I watched this in two parts, and having stopped halfway through, I was really into it and thought those who claim it is homophobic were those gays who just want everything to be super happy and refuse to acknowledge any negativity in the gay world. Once I finished it, I can see that they have a point. It does paint an extremely bleak view of gay people as individuals incapable of full emotional attachment, monstrously cruel toward others, and astonishingly selfish… to the point of homophobia. If Fassbinder had only included a few gay people who weren’t wholly horrible, it would be a different story, but here they are all invariably monsters. So I can see where those who claim this film is homophobic have a point.

However, as is often the case, that is only one narrow way of viewing a tiny part of the vast amount this movie has to say. First, let’s keep in mind that there are also several venal straight people on hand here, and really no one emerges with any dignity, except perhaps Salem, the Moroccan hustler. Secondly, I don’t want to speak for anyone else, but I have certainly had periods where I was thoroughly disgusted with the workings of the gay world and appalled by the behavior everyone within it, and I consider this movie to be one long, sustained expression of that kind of pain and despair. I suspect if we knew everything about Fassbinder’s life we might find one person or set of experiences that resulted in this film, and the character of Eugen. Let’s also keep in mind that this is the only film in which he stars in the main role, which also argues for it being a very personal statement he felt very connected to. So instead of resenting the movie as being homophobic, instead I feel bad that Fassbinder got to such a place where he was so very bitter toward all of humanity, and his fellow gays specifically. Awwww! Someone needs a big hug!

Nevertheless, as I said, I have been at or near that place before, and I found a lot of the criticism this movie lays out against certain gays fairly cathartic to watch—especially as an antidote to most gay films, in which typically all conflict intrudes from outside the gay world—usually with the evil straight people—and gay people are often portrayed as wonderful saints and paragons of even-balanced wisdom and compassion. I also really enjoyed seeing some things on screen you don’t normally see, such as bathroom cruising, and the whole dynamic toward the beginning that although Fox doesn’t have money, he has currency from being hot and having a big dick. The situation in which an upper-class, educated person takes up with a less-educated-but-hot person is also not unfamiliar, and I enjoyed seeing all of this portrayed in an interesting way, where being gay itself is not the issue and all of this is just presented factually and taken for granted. There’s also a lot to mull over in the issues of how a more repressive social atmosphere leads to gay men who identify as more feminine, and adopt bitchy, hateful attitudes. One can see, from one’s own life, how as gays grow generally more accepted, these types and the kinds of behavior they feel compelled to display toward each other grows less common. So to a gay person, this film offers a ton to process and contemplate.

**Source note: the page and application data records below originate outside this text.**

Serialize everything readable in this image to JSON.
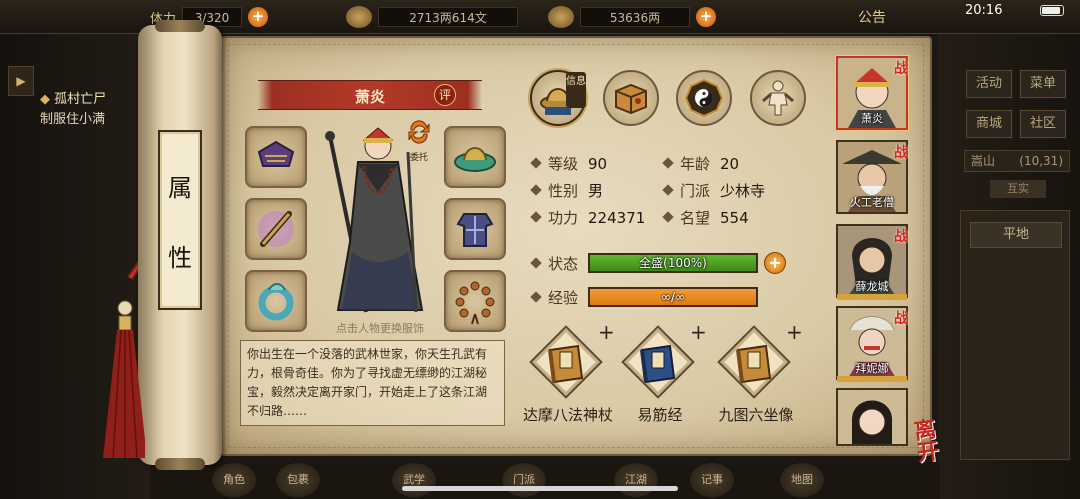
{
  "topbar": {
    "stamina_label": "体力",
    "stamina_value": "3/320",
    "silver": "2713两614文",
    "gold": "53636两",
    "notice": "公告",
    "time": "20:16"
  },
  "quest": {
    "title": "孤村亡尸",
    "desc": "制服住小满"
  },
  "right_menu": {
    "buttons": [
      "活动",
      "菜单",
      "商城",
      "社区"
    ],
    "location": "嵩山",
    "coords": "(10,31)",
    "sub": "互实",
    "plain": "平地"
  },
  "bottom_nav": [
    "角色",
    "包裹",
    "武学",
    "门派",
    "江湖",
    "记事",
    "地图"
  ],
  "scroll_label": [
    "属",
    "性"
  ],
  "character": {
    "name": "萧炎",
    "rate_label": "评",
    "entrust_label": "委托",
    "change_hint": "点击人物更换服饰",
    "bio": "你出生在一个没落的武林世家，你天生孔武有力，根骨奇佳。你为了寻找虚无缥缈的江湖秘宝，毅然决定离开家门，开始走上了这条江湖不归路……"
  },
  "tabs": {
    "info_label": "信息",
    "items": [
      "info-hat-icon",
      "map-scroll-icon",
      "bagua-icon",
      "body-meridian-icon"
    ]
  },
  "stats": {
    "level_label": "等级",
    "level": "90",
    "age_label": "年龄",
    "age": "20",
    "gender_label": "性别",
    "gender": "男",
    "sect_label": "门派",
    "sect": "少林寺",
    "power_label": "功力",
    "power": "224371",
    "fame_label": "名望",
    "fame": "554",
    "state_label": "状态",
    "state_text": "全盛(100%)",
    "state_pct": 100,
    "exp_label": "经验",
    "exp_text": "∞/∞",
    "exp_pct": 100
  },
  "skills": [
    {
      "name": "达摩八法神杖",
      "plus": "+"
    },
    {
      "name": "易筋经",
      "plus": "+"
    },
    {
      "name": "九图六坐像",
      "plus": "+"
    }
  ],
  "party": [
    {
      "name": "萧炎",
      "tag": "战",
      "selected": true
    },
    {
      "name": "火工老僧",
      "tag": "战"
    },
    {
      "name": "薛龙城",
      "tag": "战"
    },
    {
      "name": "拜妮娜",
      "tag": "战"
    },
    {
      "name": ""
    }
  ],
  "leave_label": "离开",
  "colors": {
    "state_bar": "#5fb82c",
    "exp_bar": "#e07a12",
    "banner": "#b33a28"
  }
}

Should you watch it: 

Yes, especially if you're gay and want more out-of-the-way gay fare. I would just save it for that time when you're really, REALLY bitter.